Bulgarian Prime Minister Boiko Borissov will join his Macedonian counterpart Zoran Zaev on March 12 2018 at a ceremony in Skopje to mark the 75th anniversary of the deportation of Jews to their deaths in the Holocaust.
In doing so, Borissov will become the first Bulgarian Prime Minister to participate in anniversary commemorations of the deportation of Jews from the territory of the present-day Republic of Macedonia, the government information service in Sofia said.
Together with Zaev, Borissov will lay a wreath in memory of the victims of the Holocaust.
Representatives of the Bulgarian Jewish community will be part of the Bulgarian Prime Minister’s official delegation.
In 1943, 11 343 Jews were deported to the Nazis’ Treblinka death camp from northern Greece and parts of Yugoslavia, then under Bulgarian administration.
A Macedonian government statement detailed the two-day series of commemorations beginning on March 11, under the auspices of Zaev.
The series was to begin with a wreath-laying at the monument to the deported Jews in Bitola and the monument to national hero Haim Estreya Ovadya, the Macedonian government statement said.
This was to be followed at noon on March 11 with a symbolic March of the Living to the railway station, a Kaddish prayer in the afternoon in the Jewish cemetery and the opening of an exhibition “Diplomats Righteous Among the Nations”.
The mayor of Stip was to hold an event in commemoration of the deportation of the Jews, with a wreath-laying in the city and floral tributes at the Jewish cemetery.
The same day in Skopje was to see a floral tribute ceremony in front of the monument to the deported Jews and the monument to the fighters who fell in the national liberation struggle, the Macedonian government statement said.
On the evening of March 11, a commemorative concert is to be held, to be attended by Macedonian President Gjorge Ivanov, the deputy defence minister of the State of Israel Eli Ben-Dahan, the representative of the American Jewish Committee and the representative of the OSCE office against anti-Semitism, Rabbi Andrew Baker, and the president of the Jewish community in Macedonia, Berta Romano Nikolic.
The commemorative events programme continues on March 12 with a March of the Living in Skopje in the morning, ending at the tobacco warehouse which in 1943 was used as the location from which the Jews were deported.
This will be followed by the wreath-laying at the monument to the 7144 Jews deported from what today is Macedonia, the event being attended by Borissov, Zaev and Berta Romano Nikolic.

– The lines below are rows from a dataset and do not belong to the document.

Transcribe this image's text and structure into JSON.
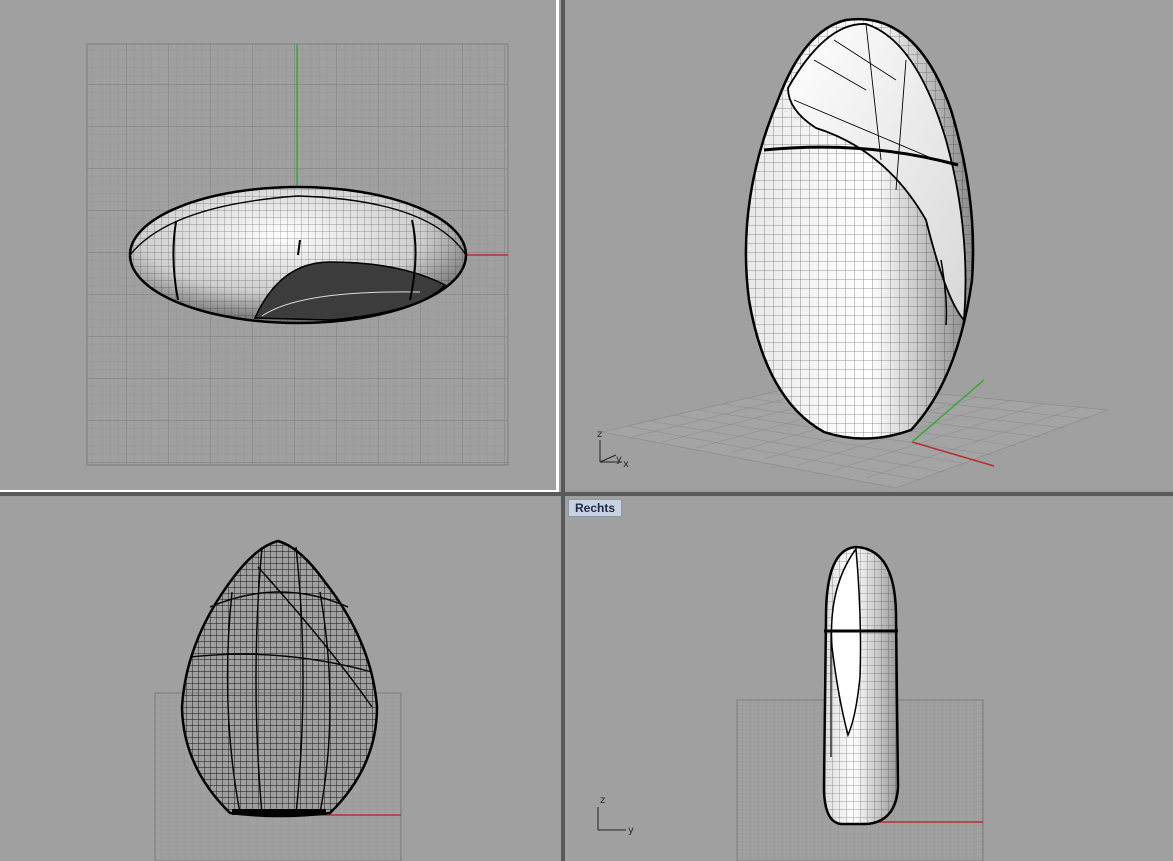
{
  "viewports": {
    "top": {
      "title": ""
    },
    "perspective": {
      "title": "",
      "axis_z": "z",
      "axis_y": "y",
      "axis_x": "x"
    },
    "front": {
      "title": ""
    },
    "right": {
      "title": "Rechts",
      "axis_z": "z",
      "axis_y": "y"
    }
  },
  "colors": {
    "viewport_bg": "#a0a0a0",
    "grid_minor": "#8f8f8f",
    "grid_major": "#7c7c7c",
    "axis_x": "#b43030",
    "axis_y": "#3aa83a",
    "active_border": "#ffffff",
    "title_bg": "#c8d2e0"
  },
  "icons": [
    "axis-widget-icon"
  ]
}
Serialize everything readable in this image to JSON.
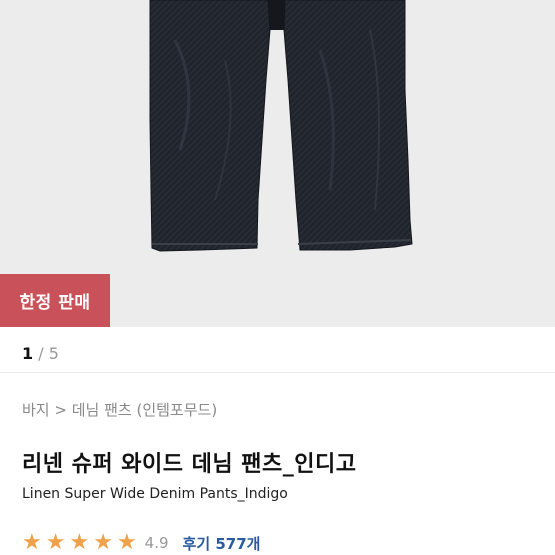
{
  "badge": {
    "label": "한정 판매"
  },
  "pager": {
    "current": "1",
    "separator": " / ",
    "total": "5"
  },
  "breadcrumb": {
    "category": "바지",
    "arrow": " > ",
    "subcategory": "데님 팬츠",
    "brand": "(인템포무드)"
  },
  "product": {
    "title_ko": "리넨 슈퍼 와이드 데님 팬츠_인디고",
    "title_en": "Linen Super Wide Denim Pants_Indigo"
  },
  "rating": {
    "stars": 5,
    "value": "4.9",
    "reviews_label": "후기 577개"
  },
  "colors": {
    "badge_bg": "#c9525a",
    "star": "#f0a24a",
    "link": "#2a5b9e",
    "image_bg": "#ececec",
    "denim": "#1f2229"
  }
}
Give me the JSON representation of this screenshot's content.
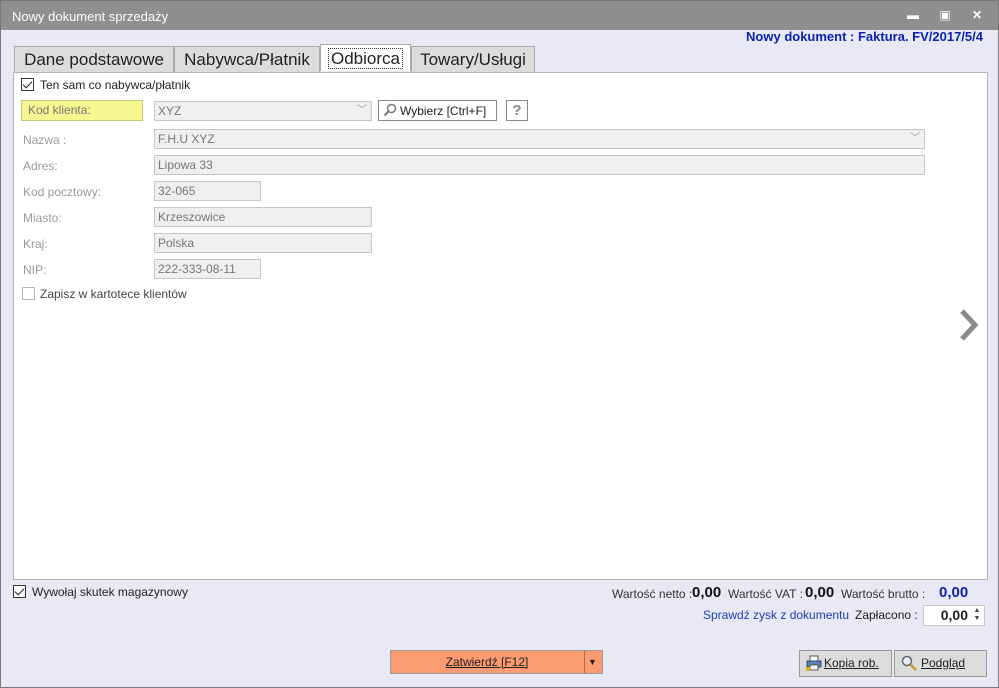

A commemorative event will be held at the Republic of Macedonia’s parliament.
The Macedonian government statement noted that on March 5, the parliament had adopted a declaration on the 75th anniversary of the deportation of the Jews, and on March 6, the government of Macedonia adopted the working definition of the International Holocaust Remembrance Alliance’s working definition of anti-Semitism.
Borissov’s visit to Skopje comes amid a significant improvement in relations against a backdrop of the good-neighbourliness bilateral agreement that has been approved and ratified by the governments and legislatures of the two countries. During his one-day visit, the Bulgarian Prime Minister will hold talks with his Macedonian counterpart.
On the night of March 10, at a ceremony in the Central Synagogue in the Bulgarian capital, honours were conferred by the Organization of the Jews in Bulgaria “Shalom” on the Bulgarian government for its steps against anti-Semitism, including the adoption of the IHRA working definition of anti-Semitism and the appointment of a national co-ordinator of the fight against anti-Semitism.
Speaking at the ceremony in the Synagogue, World Jewish Congress President Ronald S Lauder thanked the Bulgarian government for its support of the Jewish community and its denunciation of the annual neo-Nazi march honoring Bulgaria’s notorious Nazi collaborator, Hristo Lukov.
“The World Jewish Congress is grateful for the efforts the Bulgarian government has made to combat anti-Semitism. While we understand that you could not stop the Lukov march, it is clear to us that most Bulgarian citizens were disgusted by it.
“And that’s in keeping with the fine traditions of your country. Today as Europe slides back into the old hatred of anti-Semitism, xenophobia, and bigotry, the EU is fortunate to have Bulgaria now in leadership. I believe Bulgaria will guide Europe at this crucial time with its strong moral compass, ” Lauder said.
The World Jewish Congress president paid moving tribute to the fact that in 1943, the Bulgarian Orthodox Church, some political leaders, intellectuals and members of civil society, as well as ordinary Bulgarians, succeeded in their efforts to prevent the deportation of Bulgarian Jews to the Holocaust. He joined in mourning for the 11 343 Jews deported from the adjoining territories that were then under Bulgarian administration, to be murdered in the Holocaust.
(Photos via Borissov’s Facebook page)